Yesterday, I got an alert that said my Credit Score had changed.  This was highly unusual because I had never received that notification before.

When I logged in, my jaw hit the floor.

I took a closer look and there was another alert under the Score Decrease:

When I clicked on more details, it confirmed my suspicions:

My credit score was DECIMATED by 37 points for a late payment!

I don’t think it had anything to do with the amount ($10) but everything to do with the missed payment.

Now my score isn’t the highest in the world at 687 but that was definitely high enough to qualify me for every card I had ever applied for but with a score of 650, I was in serious jeopardy of not being able to qualify for future credit cards … at least not until the late payment dropped of my credit bureau in 6 YEARS?!?!?! 

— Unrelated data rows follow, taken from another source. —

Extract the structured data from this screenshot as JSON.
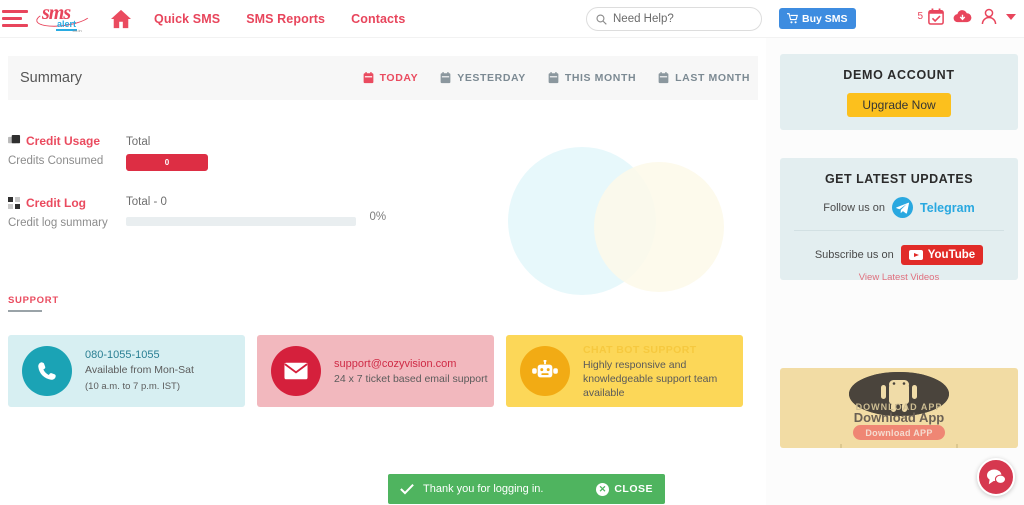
{
  "header": {
    "menu_icon": "hamburger-icon",
    "logo_main": "sms",
    "logo_sub": "alert",
    "logo_tld": ".co.in",
    "home_icon": "home-icon",
    "nav": [
      {
        "label": "Quick SMS"
      },
      {
        "label": "SMS Reports"
      },
      {
        "label": "Contacts"
      }
    ],
    "search": {
      "placeholder": "Need Help?",
      "value": "",
      "icon": "search-icon"
    },
    "buy_sms_label": "Buy SMS",
    "buy_sms_icon": "cart-icon",
    "notification_count": "5",
    "icons": [
      "calendar-check-icon",
      "cloud-download-icon",
      "user-icon",
      "chevron-down-icon"
    ]
  },
  "summary": {
    "title": "Summary",
    "periods": [
      {
        "label": "TODAY",
        "active": true
      },
      {
        "label": "YESTERDAY",
        "active": false
      },
      {
        "label": "THIS MONTH",
        "active": false
      },
      {
        "label": "LAST MONTH",
        "active": false
      }
    ],
    "credit_usage": {
      "title": "Credit Usage",
      "subtitle": "Credits Consumed",
      "total_label": "Total",
      "bar_value": "0",
      "icon": "credit-usage-icon"
    },
    "credit_log": {
      "title": "Credit Log",
      "subtitle": "Credit log summary",
      "total_label": "Total - 0",
      "percent": "0%",
      "progress": 0,
      "icon": "credit-log-icon"
    }
  },
  "support": {
    "heading": "SUPPORT",
    "cards": [
      {
        "icon": "phone-icon",
        "line1": "080-1055-1055",
        "line2": "Available from Mon-Sat",
        "line3": "(10 a.m. to 7 p.m. IST)"
      },
      {
        "icon": "envelope-icon",
        "line1": "support@cozyvision.com",
        "line2": "24 x 7 ticket based email support",
        "line3": ""
      },
      {
        "icon": "robot-icon",
        "line1": "CHAT BOT SUPPORT",
        "line2": "Highly responsive and knowledgeable support team available",
        "line3": ""
      }
    ]
  },
  "sidebar": {
    "demo": {
      "title": "DEMO ACCOUNT",
      "button_label": "Upgrade Now"
    },
    "updates": {
      "title": "GET LATEST UPDATES",
      "follow_label": "Follow us on",
      "telegram_label": "Telegram",
      "telegram_icon": "telegram-icon",
      "subscribe_label": "Subscribe us on",
      "youtube_label": "YouTube",
      "youtube_icon": "youtube-icon",
      "view_videos_label": "View Latest Videos"
    },
    "app_banner": {
      "ghost_text": "DOWNLOAD APP",
      "title": "Download App",
      "button_label": "Download APP",
      "icon": "android-robot-icon"
    },
    "chat_fab_icon": "chat-bubbles-icon"
  },
  "toast": {
    "icon": "check-icon",
    "message": "Thank you for logging in.",
    "close_label": "CLOSE",
    "close_icon": "close-circle-icon"
  },
  "colors": {
    "brand_red": "#ea4b5f",
    "accent_blue": "#3d8ce0",
    "toast_green": "#4fb45f",
    "upgrade_yellow": "#fcc01d",
    "telegram_blue": "#29a8e0",
    "youtube_red": "#e12b28"
  }
}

Now you know why I said it feels as though Payment History plays a 60-70% role in your credit score.

The Fix

MBNA reported the late payment to the credit bureau and they have the power to reverse the notification if they see that there is a valid reason to do so.

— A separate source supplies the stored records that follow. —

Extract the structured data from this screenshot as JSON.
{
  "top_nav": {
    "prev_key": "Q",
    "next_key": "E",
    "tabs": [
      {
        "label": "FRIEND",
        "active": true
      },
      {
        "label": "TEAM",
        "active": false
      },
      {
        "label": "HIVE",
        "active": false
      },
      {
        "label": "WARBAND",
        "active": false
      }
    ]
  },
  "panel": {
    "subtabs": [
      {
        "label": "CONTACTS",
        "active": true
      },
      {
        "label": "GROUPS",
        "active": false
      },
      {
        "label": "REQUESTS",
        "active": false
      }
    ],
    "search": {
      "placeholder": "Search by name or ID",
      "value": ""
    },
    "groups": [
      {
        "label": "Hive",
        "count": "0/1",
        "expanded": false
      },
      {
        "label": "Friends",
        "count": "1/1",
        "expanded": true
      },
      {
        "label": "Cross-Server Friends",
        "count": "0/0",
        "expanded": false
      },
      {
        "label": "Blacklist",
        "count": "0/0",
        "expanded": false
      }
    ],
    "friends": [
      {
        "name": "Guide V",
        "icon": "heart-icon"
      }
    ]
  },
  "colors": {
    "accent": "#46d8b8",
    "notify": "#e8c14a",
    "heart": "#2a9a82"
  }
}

As I had mentioned in the What Happened section there were quite a few factors that came into play as to why I had a $10 amount owing and why I missed the payment, the most significant of which was the fact that I never received a final statement from MBNA.

I called into MBNA’s Customer Service department to plead my case to see if I could have the credit hit removed from my credit bureau.

The rep that I spoke to was very understanding after listening to my story about where the $10 fee came from and how I never received my final statement.  The fact that this was over $10 and that outside of this incident I had a perfect payment history probably played a role in MBNA’s cooperation.

I was placed on hold for 30 minutes while the rep spoke to her supervisor and when she came back on the line, she advised me that they were reversing the $10 charge (which should have been done months ago) and sending a request to the credit agencies to reverse the claim that I had a delinquent account.

I was warned that this could take 30-45 days to be reflected in my credit history but that it was being taken care of by a supervisor. by the name of Sandrine. 

The Lesson

I knew that missing payments would affect your credit history but I never knew how much it could affect it.   Something as simple as one missed payment could mean the difference between being approved for a loan/credit product or not.

Now that you know how much a missed payment can decrease your credit score, hopefully, you will be more diligent in your tracking and payment of your credit card bills.

If you do miss a payment, not all is lost.  You can always contact your lender to see if they are willing to reverse the claim with the credit bureau.  You will obviously need a good reason why you missed the payment and a good payment history will certainly help your cause.

It’s definitely easier not to get into this situation but if you ever find yourself facing something similar, now you know what your options are.

Jayce is the founder of PointsNerd, and avid traveller and a teacher by nature. He prides himself on flattening the learning curve through step-by-step guides because everyone needs to start somewhere.


  1. Ha! I had the same thing happen to me… except it was a $1.39 iTunes charge on an MBNA card I rarely use. DIdn’t notice it, or thought I had paid it… and boom… one day I get a delinquent notice. MBNA couldn’t do anything in this case, but my credit score recovered in 2 months or so to almost my previous level. Dropped from low 700s to 660s.

    • Hey Atom,

      Thanks for sharing your experience. Crazy drop in your score as well it seems. Did anything else change in those two months or do you think it was purely a time thing that increased your score?


      • Nope… nothing else happened. In fact, the only thing that card was being used for was monthly iCloud updates and the odd app purchase.


Please enter your comment!
Please enter your name here